The global economic outlook is increasingly grim with the United States mired in a recession from a housing meltdown whose effects are still spreading, the IMF said Wednesday.
Global expansion is set to slow to 3.7 per cent in 2008 amid an unfolding crisis that began in the United States, the International Monetary Fund said in its semiannual World Economic Outlook (WEO) report.
The growth estimate is a half point lower than its January WEO update.
The US economy, the world's biggest, is likely in a "mild recession" and will stagnate through much of 2009 as housing prices slide further and credit conditions remain difficult.
For the world economy, there is a 25 per cent chance of dropping below three per cent growth in 2008 and 2009, which according to the IMF would be the equivalent of a global recession.
"Moreover, growth is projected to remain broadly unchanged in 2009," with growth in the advanced economies likely to fall "well below potential."
The United States, the epicenter of the turmoil, is poised to grow a paltry 0.5 per cent in 2008, the IMF said, despite a multibillion-dollar government stimulus package.
US growth for 2009 will improve to 0.6 per cent, a "modest" recovery expected as financial institutions clean up their balance sheets.
The risks to global growth remain "tilted to the downside," the IMF warned in the report, a key plank of its spring meetings with the World Bank in Washington on Saturday and Sunday.
The IMF underscored the potential for "deep losses" on structured credit related to the US subprime mortgage market and other sectors.
Those losses could "cause the current credit squeeze to mutate into a full-blown credit crunch," said the 185-nation institution, whose mission is to promote global financial stability.
A top US official said the IMF was too downbeat in its outlook.
"We remain positive about the long-term resilience of the global economy, as well as the long-term resilience of the US economy, and we believe that the IMF's latest WEO projections are unduly pessimistic," Treasury Under Secretary for International Affairs David McCormick told journalists.
McCormick did not offer any more specific growth numbers but said the US believes the IMF projections are "significantly below consensus."

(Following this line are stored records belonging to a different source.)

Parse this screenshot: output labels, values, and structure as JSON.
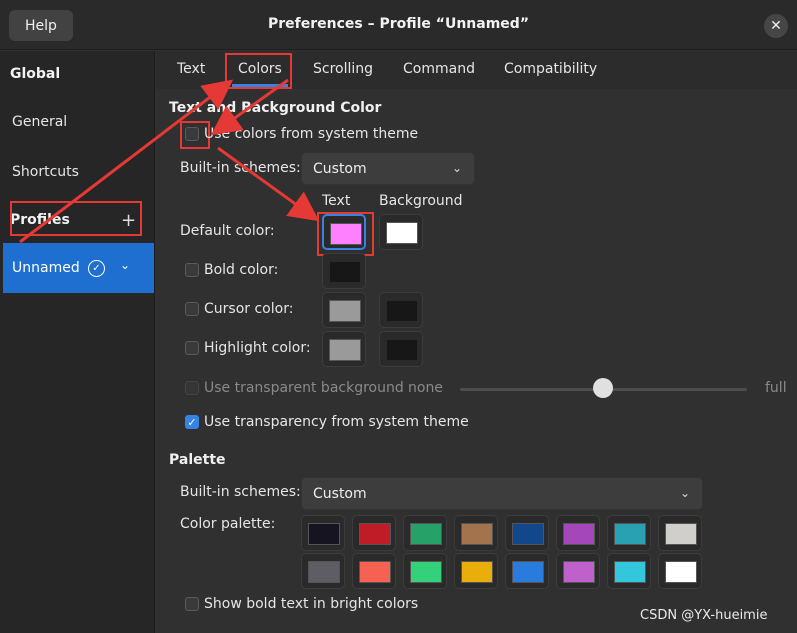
{
  "titlebar": {
    "help_label": "Help",
    "title": "Preferences – Profile “Unnamed”",
    "close_glyph": "✕"
  },
  "sidebar": {
    "global_heading": "Global",
    "items": [
      "General",
      "Shortcuts"
    ],
    "profiles_heading": "Profiles",
    "add_glyph": "+",
    "profile": {
      "label": "Unnamed",
      "check_glyph": "✓",
      "chevron_glyph": "⌄"
    }
  },
  "tabs": [
    "Text",
    "Colors",
    "Scrolling",
    "Command",
    "Compatibility"
  ],
  "text_bg": {
    "heading": "Text and Background Color",
    "use_system_theme": "Use colors from system theme",
    "builtin_label": "Built-in schemes:",
    "builtin_value": "Custom",
    "col_text": "Text",
    "col_background": "Background",
    "default_color": "Default color:",
    "bold_color": "Bold color:",
    "cursor_color": "Cursor color:",
    "highlight_color": "Highlight color:",
    "transparent_bg": "Use transparent background",
    "none": "none",
    "full": "full",
    "transparency_system": "Use transparency from system theme",
    "transparency_level": 0.5
  },
  "palette": {
    "heading": "Palette",
    "builtin_label": "Built-in schemes:",
    "builtin_value": "Custom",
    "color_palette_label": "Color palette:",
    "row1": [
      "#171421",
      "#c01c28",
      "#26a269",
      "#a2734c",
      "#12488b",
      "#a347ba",
      "#2aa1b3",
      "#d0cfcc"
    ],
    "row2": [
      "#5e5c64",
      "#f66151",
      "#33d17a",
      "#e9ad0c",
      "#2a7bde",
      "#c061cb",
      "#33c7de",
      "#ffffff"
    ],
    "bold_bright": "Show bold text in bright colors"
  },
  "colors": {
    "text_default": "#ff80ff",
    "bg_default": "#ffffff",
    "accent": "#3584e4",
    "annotation": "#e53935"
  },
  "watermark": "CSDN @YX-hueimie"
}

He also said the administration hopes a faster recovery in 2008 and a "steeper growth curve" in 2009.
In its report, the IMF said that growth in western Europe is projected to slow "well below" potential due to financial strains, trade spillovers and housing downturns in some countries.
Growth in the 15-nation eurozone is set to decelerate to 1.4 per cent in 2008 and 1.2 per cent in 2009, down 0.2 per cent and 0.7 per cent, respectively, from the January update.
Japan, the world's second-largest economy, is poised to slow to pace of 1.4 per cent this year with little improvement at 1.5 per cent in 2009.
By contrast, emerging and developing countries have proven more resilient to the distress because they are underpinned by their increasing integration into the global economy and a commodity price boom, the IMF said.
Their combined growth will decelerate to a still-robust 6.7 per cent expansion in 2008, off 0.2 per centage points from the prior forecast, and slip to 6.6 per cent in 2009.
China and India, the new engines of global growth, will also feel the slowdown, the IMF said.
China will continue to lead growth, expanding at 9.3 per cent in 2008 and 9.5 per cent in 2009, down 0.7 point and 0.5 point, respectively. India is poised for a 7.9 per cent expansion this year, down 0.5 point, and 8.0 per cent in 2009, off 0.2 point.
The US Federal Reserve's recent steep interest-rate cuts and credit easing have been justified amid rising dampeners on economic growth, the IMF said, while the European Central Bank, despite rising inflationary pressures in the eurozone, "can afford some easing of the policy stance."
The IMF recommended that the Japanese central bank keep its already low interest rate, at 0.5 per cent, on hold, saying there would be "some limited scope" for a reduction if growth prospects sharply deteriorated.
The IMF said policymakers should seek to rebuild confidence in the financial system, strengthen the soundness of institutions and ease liquidity stress. (AFP)
Global economy in peril: IMF